So, we reach the final entry in our short "Round Up!" series, where I turn by somewhat behind gaze on the TV we've been watching in the last few months, yet not got around to writing up. It's a bit of a mixed bag, both in quality and content, but I guess it's pretty reflective of our TV habits these days. There is, in fairness, a huge amount of shows we are simply letting pass us by, as you just can't keep up with everthing, meaning I can feel guilty about the more popcorn stuff, but at the same time comfort blanket TV is as valid as any other form, and ultimately I make no apology for watching it.
Star Wars: Rebels: Season 1
Star Wars: Rebels: Siege of Lothal
Against the odds, I became a huge fan of The Clone Wars, a series that managed to tell compelling, rich and interesting stories in the Star Wars Universe's "Fall of the Republic" era, and made a lot of the prequel movie characters work in a way that the actual films could not. It's cancellation due to the purchase of Lucasfilm by Disney made me sad, and the fact that many of the team simply started on a new series, Rebels, wasn't much of a comfort. After all, it too Clone Wars a good couple of series to really get good, and initial setup of a small, Firefly-esque band of misfits felt a far cry away from the Galaxy-spanning joys I was used to.
Rebels does slowly, too.

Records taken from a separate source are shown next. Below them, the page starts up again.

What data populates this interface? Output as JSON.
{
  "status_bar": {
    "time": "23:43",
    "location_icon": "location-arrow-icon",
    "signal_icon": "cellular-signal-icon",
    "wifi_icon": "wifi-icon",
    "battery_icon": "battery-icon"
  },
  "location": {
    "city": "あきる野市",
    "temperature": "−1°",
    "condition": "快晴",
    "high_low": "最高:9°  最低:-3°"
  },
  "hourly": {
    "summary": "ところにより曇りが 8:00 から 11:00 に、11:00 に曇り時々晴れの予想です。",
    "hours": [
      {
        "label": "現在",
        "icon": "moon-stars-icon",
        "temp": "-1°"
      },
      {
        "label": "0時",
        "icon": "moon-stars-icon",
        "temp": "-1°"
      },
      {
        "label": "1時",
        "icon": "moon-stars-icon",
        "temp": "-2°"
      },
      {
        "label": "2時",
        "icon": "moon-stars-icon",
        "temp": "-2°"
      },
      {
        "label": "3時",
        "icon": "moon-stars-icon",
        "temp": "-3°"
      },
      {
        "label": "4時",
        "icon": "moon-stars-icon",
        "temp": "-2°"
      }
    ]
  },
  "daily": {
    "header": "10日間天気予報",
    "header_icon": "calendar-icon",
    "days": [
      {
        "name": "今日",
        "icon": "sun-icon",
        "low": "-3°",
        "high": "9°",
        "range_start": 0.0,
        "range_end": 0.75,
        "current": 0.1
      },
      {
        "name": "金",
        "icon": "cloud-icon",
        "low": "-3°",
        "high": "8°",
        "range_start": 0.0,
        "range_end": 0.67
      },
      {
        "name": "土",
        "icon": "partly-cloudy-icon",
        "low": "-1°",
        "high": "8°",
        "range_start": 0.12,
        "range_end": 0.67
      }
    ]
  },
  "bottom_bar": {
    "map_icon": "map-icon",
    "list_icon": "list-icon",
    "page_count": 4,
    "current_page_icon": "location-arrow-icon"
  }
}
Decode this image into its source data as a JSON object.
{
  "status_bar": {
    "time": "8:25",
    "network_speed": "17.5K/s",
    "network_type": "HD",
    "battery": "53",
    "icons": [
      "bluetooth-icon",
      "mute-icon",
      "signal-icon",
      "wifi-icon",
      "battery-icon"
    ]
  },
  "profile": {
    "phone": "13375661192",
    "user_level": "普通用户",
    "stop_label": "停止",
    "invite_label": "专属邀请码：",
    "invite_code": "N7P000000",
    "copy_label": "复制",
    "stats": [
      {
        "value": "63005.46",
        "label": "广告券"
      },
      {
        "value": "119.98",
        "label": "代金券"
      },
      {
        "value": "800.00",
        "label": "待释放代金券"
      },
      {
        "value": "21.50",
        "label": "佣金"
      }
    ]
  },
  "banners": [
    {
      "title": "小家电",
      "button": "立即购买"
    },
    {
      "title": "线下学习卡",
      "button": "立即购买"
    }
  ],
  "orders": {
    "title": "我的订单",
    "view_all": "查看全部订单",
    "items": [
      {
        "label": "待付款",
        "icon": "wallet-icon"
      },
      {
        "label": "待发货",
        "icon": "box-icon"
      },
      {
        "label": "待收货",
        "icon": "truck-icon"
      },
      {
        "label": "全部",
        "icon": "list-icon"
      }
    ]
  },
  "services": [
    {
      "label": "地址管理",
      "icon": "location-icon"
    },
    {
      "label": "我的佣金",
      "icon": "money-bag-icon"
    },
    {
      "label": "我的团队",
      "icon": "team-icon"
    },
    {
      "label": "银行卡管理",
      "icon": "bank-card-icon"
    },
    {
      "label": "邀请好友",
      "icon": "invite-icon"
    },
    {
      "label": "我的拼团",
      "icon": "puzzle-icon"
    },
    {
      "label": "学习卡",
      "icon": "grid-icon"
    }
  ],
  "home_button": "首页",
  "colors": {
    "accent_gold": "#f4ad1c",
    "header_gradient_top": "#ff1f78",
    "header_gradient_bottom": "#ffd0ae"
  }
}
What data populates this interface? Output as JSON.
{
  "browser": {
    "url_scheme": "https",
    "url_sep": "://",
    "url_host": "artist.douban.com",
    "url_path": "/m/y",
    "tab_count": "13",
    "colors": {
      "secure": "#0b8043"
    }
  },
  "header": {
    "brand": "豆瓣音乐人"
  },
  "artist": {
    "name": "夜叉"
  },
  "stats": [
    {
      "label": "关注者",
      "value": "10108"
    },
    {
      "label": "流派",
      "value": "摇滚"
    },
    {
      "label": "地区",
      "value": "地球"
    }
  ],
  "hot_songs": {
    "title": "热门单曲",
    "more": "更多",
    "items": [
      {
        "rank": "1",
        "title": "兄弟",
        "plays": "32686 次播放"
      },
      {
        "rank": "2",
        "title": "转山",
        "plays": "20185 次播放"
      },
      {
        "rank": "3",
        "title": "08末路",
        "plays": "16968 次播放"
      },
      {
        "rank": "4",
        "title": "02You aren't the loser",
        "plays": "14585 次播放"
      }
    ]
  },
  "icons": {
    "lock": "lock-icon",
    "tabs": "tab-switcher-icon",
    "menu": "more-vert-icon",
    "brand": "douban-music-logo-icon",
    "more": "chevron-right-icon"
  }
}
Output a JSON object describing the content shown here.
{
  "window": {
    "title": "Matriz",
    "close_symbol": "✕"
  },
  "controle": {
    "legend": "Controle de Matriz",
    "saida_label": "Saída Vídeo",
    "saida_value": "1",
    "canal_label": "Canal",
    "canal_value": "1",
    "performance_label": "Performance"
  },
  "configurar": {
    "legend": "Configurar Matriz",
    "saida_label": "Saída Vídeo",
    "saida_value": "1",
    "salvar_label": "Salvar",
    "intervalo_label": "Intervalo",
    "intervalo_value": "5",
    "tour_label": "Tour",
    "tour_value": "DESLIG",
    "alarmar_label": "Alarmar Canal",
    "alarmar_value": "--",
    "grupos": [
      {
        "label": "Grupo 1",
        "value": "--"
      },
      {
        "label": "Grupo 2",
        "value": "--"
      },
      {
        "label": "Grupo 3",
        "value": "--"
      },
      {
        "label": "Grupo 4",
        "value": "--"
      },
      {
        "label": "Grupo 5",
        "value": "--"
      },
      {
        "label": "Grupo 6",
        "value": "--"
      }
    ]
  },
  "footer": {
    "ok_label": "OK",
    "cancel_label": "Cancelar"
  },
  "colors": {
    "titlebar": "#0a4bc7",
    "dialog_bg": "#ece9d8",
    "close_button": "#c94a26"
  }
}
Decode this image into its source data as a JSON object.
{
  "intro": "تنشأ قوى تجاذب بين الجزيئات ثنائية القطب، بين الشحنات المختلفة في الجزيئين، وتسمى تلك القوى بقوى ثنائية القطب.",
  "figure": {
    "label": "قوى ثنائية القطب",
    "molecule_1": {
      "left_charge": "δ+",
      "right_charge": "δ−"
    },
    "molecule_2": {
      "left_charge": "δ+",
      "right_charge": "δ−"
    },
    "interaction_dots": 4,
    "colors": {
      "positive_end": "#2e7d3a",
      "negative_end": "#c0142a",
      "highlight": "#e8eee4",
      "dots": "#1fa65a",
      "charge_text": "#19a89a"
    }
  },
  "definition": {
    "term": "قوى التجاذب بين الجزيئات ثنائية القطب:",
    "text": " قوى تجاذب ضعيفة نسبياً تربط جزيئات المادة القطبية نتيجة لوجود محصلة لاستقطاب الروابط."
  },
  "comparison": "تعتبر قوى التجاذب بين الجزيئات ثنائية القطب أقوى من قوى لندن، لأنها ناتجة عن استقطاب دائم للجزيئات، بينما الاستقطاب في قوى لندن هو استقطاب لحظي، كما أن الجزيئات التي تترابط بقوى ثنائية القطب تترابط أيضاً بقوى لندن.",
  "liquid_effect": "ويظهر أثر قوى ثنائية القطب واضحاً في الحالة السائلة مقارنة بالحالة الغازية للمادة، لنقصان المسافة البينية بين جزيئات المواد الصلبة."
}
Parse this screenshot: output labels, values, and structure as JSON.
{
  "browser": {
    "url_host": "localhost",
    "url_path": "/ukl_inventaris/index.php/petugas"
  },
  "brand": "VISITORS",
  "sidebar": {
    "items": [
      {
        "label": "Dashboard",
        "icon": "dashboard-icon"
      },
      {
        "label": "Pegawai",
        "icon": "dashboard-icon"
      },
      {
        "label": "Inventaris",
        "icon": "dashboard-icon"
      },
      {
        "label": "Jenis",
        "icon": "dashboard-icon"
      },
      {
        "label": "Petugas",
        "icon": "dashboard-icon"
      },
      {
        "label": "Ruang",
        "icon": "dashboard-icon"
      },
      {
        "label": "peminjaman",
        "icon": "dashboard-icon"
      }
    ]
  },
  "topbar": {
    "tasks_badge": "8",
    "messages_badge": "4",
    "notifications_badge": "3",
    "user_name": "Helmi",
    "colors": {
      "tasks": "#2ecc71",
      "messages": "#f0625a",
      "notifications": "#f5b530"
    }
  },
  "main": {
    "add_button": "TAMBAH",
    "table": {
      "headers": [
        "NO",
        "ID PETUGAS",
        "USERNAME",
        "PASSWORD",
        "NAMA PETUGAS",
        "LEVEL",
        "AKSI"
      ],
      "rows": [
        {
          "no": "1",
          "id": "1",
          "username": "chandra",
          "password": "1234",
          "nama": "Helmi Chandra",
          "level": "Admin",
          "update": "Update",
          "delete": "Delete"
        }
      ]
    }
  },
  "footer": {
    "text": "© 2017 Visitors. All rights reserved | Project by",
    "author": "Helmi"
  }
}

The supposed entry character - a sort of Space Aladdin with nascent Force Powers - is pretty generic, and the lack of Clone War's longer arcs make many of the early episodes lean towards lighter hi-junks. There is, however, a higher purpose at work. Ezra may our eyes into the crew of the Ghost, but the first series is actually former Padawan Kanaan's story, following his decision to take up the lightsaber once again, mimicing, I think, a wider mood of the citizens of the Empire to stop putting up with this shit and fight back.
The final few episodes are heavily serialised, and use Grand Moff Tarkin to great effect, with a heathly dose of Imperial Villiany to really thrust the heroes into the Light. The intra-series "special", Siege of Lothal, deserves special credit for remembering that Darth Vader is supposed to utterly terrifying, an encounter the crew of the Ghost are demonstrably lucky to even survive. Going into Series 2, Star Wars: Rebels is poised to open up it's story into one of formation of the wider Rebellion, promising returnng Clone Wars Characters as well as more early appearances of Classic Trilogy ones. We may be approaching another peak Star Wars moments, but if they're good, they're worth having.
Grimm, Season 3
Procedural supernatural show Grimm has become a steady "just before bed" show for us, and whilst I've continually had reservations about it, I've also always found it fine. It's third season shows a degree of introspection from the show that surprised me, and a gentle thread of firming up it's world and internal mythology runs through it. I'm still not sure that its a world that wholly makes sense, but this has allowed it to tell more interesting stories and feel less like a forgettable "case of the week" show. It's also given it's underused female cast a lot more to do, thankfully.
Black Butler, Season 1
There is tons of anime on Netflix, it turns out. This means that Z and I have been able to start looking at anime series for the first time in years, which means there is a huge backlog to get through. We've been assisted in this by Ewan, of all people, who has discovered the copious amounts of anime of YouTube, so at least in part we want to be sure of the sort of things he's watching. We started with Black Butler, which is a Victorian conspiracy thriller with a young boy and his Demon Butler, solving crimes for Queen Victoria and searching for revenge for the death of his parents.
It's good to see the anime tradition of falling off the deep end of narrative sense towards the end of series still continues, at least.It's pacing is all over the place, and many of it's characters badly underused. I was greatly amused about an evil cult based in Preston, Lancashire. It's got a lot of violence that is best descriped as "anime splotchy"; obstensively gruesome but utterly ridiculous and cartooney, which explains what teenaged boys see in it. There is also a heavy subtext between Sebastian ("one hell of a butler") and Ciel, which is clearly designed to be uncomfortable (and is, in places), on the surface driven the demons ultimate desire to possess his master's soul. In the end, it was fine - but really sagged into near incoherence towards the finale.